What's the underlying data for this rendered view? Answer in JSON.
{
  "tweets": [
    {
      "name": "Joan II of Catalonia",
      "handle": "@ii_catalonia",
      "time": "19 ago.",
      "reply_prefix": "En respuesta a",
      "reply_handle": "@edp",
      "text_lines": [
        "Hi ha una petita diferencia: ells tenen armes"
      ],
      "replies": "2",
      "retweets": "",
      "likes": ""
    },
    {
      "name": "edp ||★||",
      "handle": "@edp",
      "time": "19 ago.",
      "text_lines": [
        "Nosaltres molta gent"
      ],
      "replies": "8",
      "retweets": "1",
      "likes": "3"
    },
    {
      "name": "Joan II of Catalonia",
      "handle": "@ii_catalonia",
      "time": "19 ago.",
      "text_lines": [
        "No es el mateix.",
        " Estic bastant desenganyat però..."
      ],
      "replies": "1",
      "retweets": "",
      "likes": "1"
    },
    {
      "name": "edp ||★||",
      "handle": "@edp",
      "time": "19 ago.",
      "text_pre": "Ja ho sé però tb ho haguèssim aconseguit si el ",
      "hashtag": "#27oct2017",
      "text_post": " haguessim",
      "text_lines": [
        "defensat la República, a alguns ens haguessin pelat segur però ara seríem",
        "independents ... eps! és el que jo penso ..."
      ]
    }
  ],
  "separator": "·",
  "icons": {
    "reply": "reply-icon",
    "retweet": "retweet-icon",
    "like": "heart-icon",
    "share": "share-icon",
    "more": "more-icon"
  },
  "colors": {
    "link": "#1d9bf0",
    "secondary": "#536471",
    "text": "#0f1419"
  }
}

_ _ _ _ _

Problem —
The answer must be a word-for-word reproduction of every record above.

Result —
What's the underlying data for this rendered view? Answer in JSON.
{
  "tweets": [
    {
      "name": "Joan II of Catalonia",
      "handle": "@ii_catalonia",
      "time": "19 ago.",
      "reply_prefix": "En respuesta a",
      "reply_handle": "@edp",
      "text_lines": [
        "Hi ha una petita diferencia: ells tenen armes"
      ],
      "replies": "2",
      "retweets": "",
      "likes": ""
    },
    {
      "name": "edp ||★||",
      "handle": "@edp",
      "time": "19 ago.",
      "text_lines": [
        "Nosaltres molta gent"
      ],
      "replies": "8",
      "retweets": "1",
      "likes": "3"
    },
    {
      "name": "Joan II of Catalonia",
      "handle": "@ii_catalonia",
      "time": "19 ago.",
      "text_lines": [
        "No es el mateix.",
        " Estic bastant desenganyat però..."
      ],
      "replies": "1",
      "retweets": "",
      "likes": "1"
    },
    {
      "name": "edp ||★||",
      "handle": "@edp",
      "time": "19 ago.",
      "text_pre": "Ja ho sé però tb ho haguèssim aconseguit si el ",
      "hashtag": "#27oct2017",
      "text_post": " haguessim",
      "text_lines": [
        "defensat la República, a alguns ens haguessin pelat segur però ara seríem",
        "independents ... eps! és el que jo penso ..."
      ]
    }
  ],
  "separator": "·",
  "icons": {
    "reply": "reply-icon",
    "retweet": "retweet-icon",
    "like": "heart-icon",
    "share": "share-icon",
    "more": "more-icon"
  },
  "colors": {
    "link": "#1d9bf0",
    "secondary": "#536471",
    "text": "#0f1419"
  }
}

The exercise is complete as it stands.